──────── Exercise data

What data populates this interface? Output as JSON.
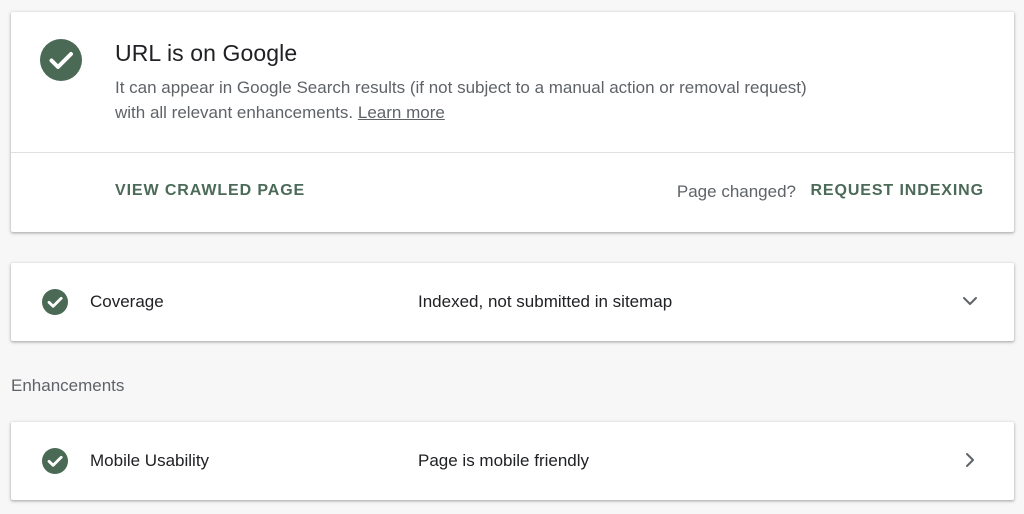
{
  "colors": {
    "success_green": "#4a6a55",
    "action_green": "#4b6a58",
    "text_primary": "#202124",
    "text_secondary": "#5f6368"
  },
  "status": {
    "icon": "check-circle-icon",
    "title": "URL is on Google",
    "description": "It can appear in Google Search results (if not subject to a manual action or removal request) with all relevant enhancements.",
    "learn_more": "Learn more",
    "view_crawled_label": "VIEW CRAWLED PAGE",
    "page_changed_text": "Page changed?",
    "request_indexing_label": "REQUEST INDEXING"
  },
  "coverage": {
    "icon": "check-circle-icon",
    "label": "Coverage",
    "value": "Indexed, not submitted in sitemap",
    "chevron": "chevron-down-icon"
  },
  "enhancements": {
    "heading": "Enhancements",
    "items": [
      {
        "icon": "check-circle-icon",
        "label": "Mobile Usability",
        "value": "Page is mobile friendly",
        "chevron": "chevron-right-icon"
      }
    ]
  }
}
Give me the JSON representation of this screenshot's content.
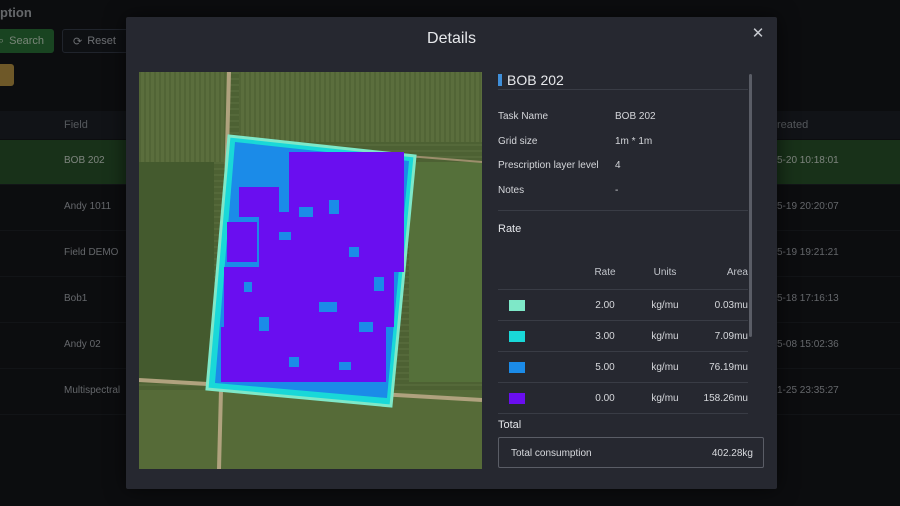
{
  "page": {
    "title": "ption",
    "search_label": "Search",
    "reset_label": "Reset",
    "table_headers": {
      "field": "Field",
      "created": "reated"
    },
    "rows": [
      {
        "field": "BOB 202",
        "created": "5-20 10:18:01",
        "active": true
      },
      {
        "field": "Andy 1011",
        "created": "5-19 20:20:07"
      },
      {
        "field": "Field DEMO",
        "created": "5-19 19:21:21"
      },
      {
        "field": "Bob1",
        "created": "5-18 17:16:13"
      },
      {
        "field": "Andy 02",
        "created": "5-08 15:02:36"
      },
      {
        "field": "Multispectral",
        "created": "1-25 23:35:27"
      }
    ]
  },
  "modal": {
    "title": "Details",
    "close_icon": "close-icon",
    "task_title": "BOB 202",
    "info": [
      {
        "key": "Task Name",
        "value": "BOB 202"
      },
      {
        "key": "Grid size",
        "value": "1m * 1m"
      },
      {
        "key": "Prescription layer level",
        "value": "4"
      },
      {
        "key": "Notes",
        "value": "-"
      }
    ],
    "rate_section": "Rate",
    "rate_headers": {
      "rate": "Rate",
      "units": "Units",
      "area": "Area"
    },
    "rates": [
      {
        "color": "#7ee8c8",
        "rate": "2.00",
        "units": "kg/mu",
        "area": "0.03mu"
      },
      {
        "color": "#19d8d8",
        "rate": "3.00",
        "units": "kg/mu",
        "area": "7.09mu"
      },
      {
        "color": "#1b8be8",
        "rate": "5.00",
        "units": "kg/mu",
        "area": "76.19mu"
      },
      {
        "color": "#6a0ef0",
        "rate": "0.00",
        "units": "kg/mu",
        "area": "158.26mu"
      }
    ],
    "total_section": "Total",
    "total_label": "Total consumption",
    "total_value": "402.28kg"
  }
}
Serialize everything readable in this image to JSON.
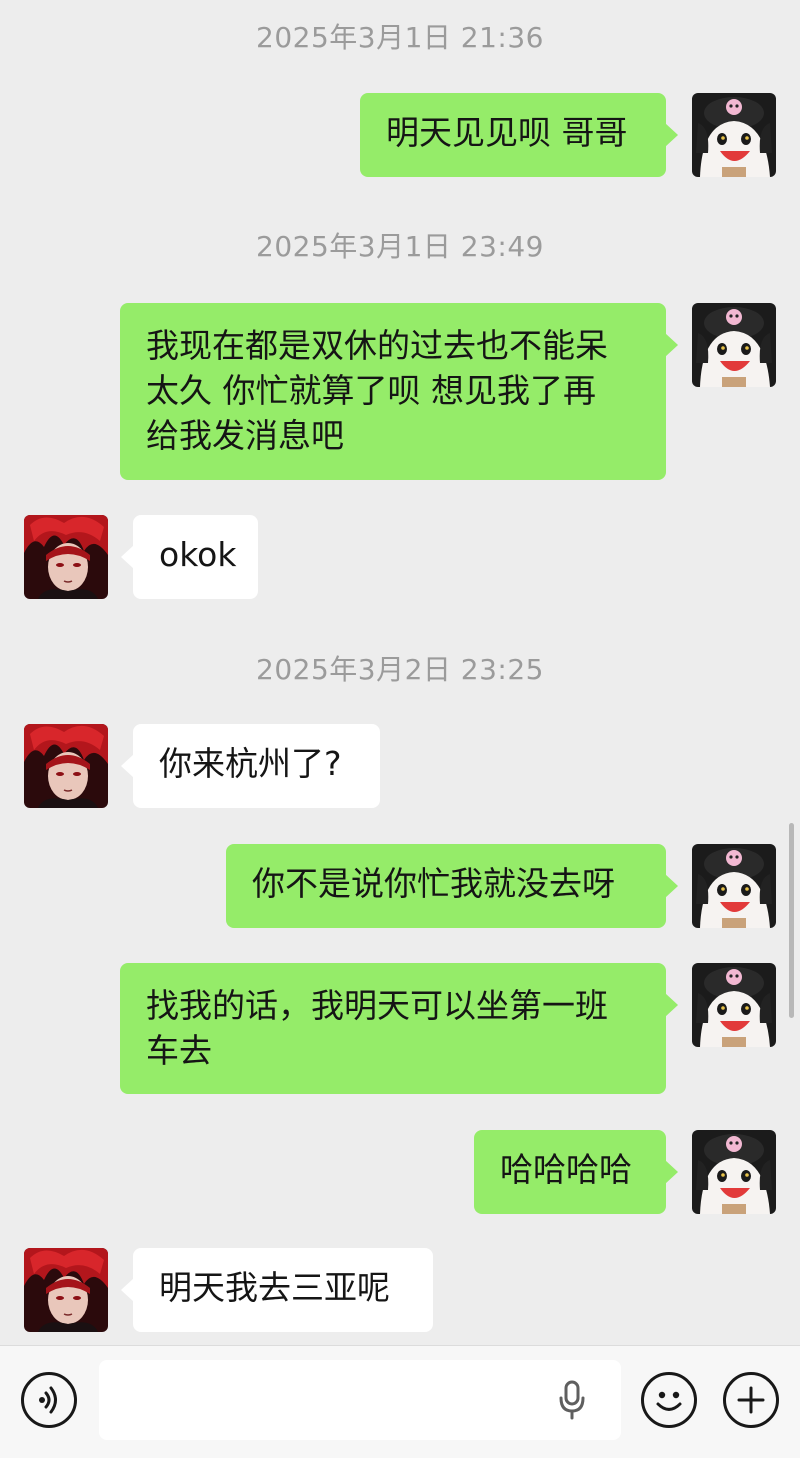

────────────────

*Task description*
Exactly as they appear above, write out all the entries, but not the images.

*Output of the task*
What data populates this interface? Output as JSON.
{
  "colors": {
    "success_green": "#4a6a55",
    "action_green": "#4b6a58",
    "text_primary": "#202124",
    "text_secondary": "#5f6368"
  },
  "status": {
    "icon": "check-circle-icon",
    "title": "URL is on Google",
    "description": "It can appear in Google Search results (if not subject to a manual action or removal request) with all relevant enhancements.",
    "learn_more": "Learn more",
    "view_crawled_label": "VIEW CRAWLED PAGE",
    "page_changed_text": "Page changed?",
    "request_indexing_label": "REQUEST INDEXING"
  },
  "coverage": {
    "icon": "check-circle-icon",
    "label": "Coverage",
    "value": "Indexed, not submitted in sitemap",
    "chevron": "chevron-down-icon"
  },
  "enhancements": {
    "heading": "Enhancements",
    "items": [
      {
        "icon": "check-circle-icon",
        "label": "Mobile Usability",
        "value": "Page is mobile friendly",
        "chevron": "chevron-right-icon"
      }
    ]
  }
}
Give me the JSON representation of this screenshot's content.
{
  "page": {
    "title": "ption",
    "search_label": "Search",
    "reset_label": "Reset",
    "table_headers": {
      "field": "Field",
      "created": "reated"
    },
    "rows": [
      {
        "field": "BOB 202",
        "created": "5-20 10:18:01",
        "active": true
      },
      {
        "field": "Andy 1011",
        "created": "5-19 20:20:07"
      },
      {
        "field": "Field DEMO",
        "created": "5-19 19:21:21"
      },
      {
        "field": "Bob1",
        "created": "5-18 17:16:13"
      },
      {
        "field": "Andy 02",
        "created": "5-08 15:02:36"
      },
      {
        "field": "Multispectral",
        "created": "1-25 23:35:27"
      }
    ]
  },
  "modal": {
    "title": "Details",
    "close_icon": "close-icon",
    "task_title": "BOB 202",
    "info": [
      {
        "key": "Task Name",
        "value": "BOB 202"
      },
      {
        "key": "Grid size",
        "value": "1m * 1m"
      },
      {
        "key": "Prescription layer level",
        "value": "4"
      },
      {
        "key": "Notes",
        "value": "-"
      }
    ],
    "rate_section": "Rate",
    "rate_headers": {
      "rate": "Rate",
      "units": "Units",
      "area": "Area"
    },
    "rates": [
      {
        "color": "#7ee8c8",
        "rate": "2.00",
        "units": "kg/mu",
        "area": "0.03mu"
      },
      {
        "color": "#19d8d8",
        "rate": "3.00",
        "units": "kg/mu",
        "area": "7.09mu"
      },
      {
        "color": "#1b8be8",
        "rate": "5.00",
        "units": "kg/mu",
        "area": "76.19mu"
      },
      {
        "color": "#6a0ef0",
        "rate": "0.00",
        "units": "kg/mu",
        "area": "158.26mu"
      }
    ],
    "total_section": "Total",
    "total_label": "Total consumption",
    "total_value": "402.28kg"
  }
}
Serialize everything readable in this image to JSON.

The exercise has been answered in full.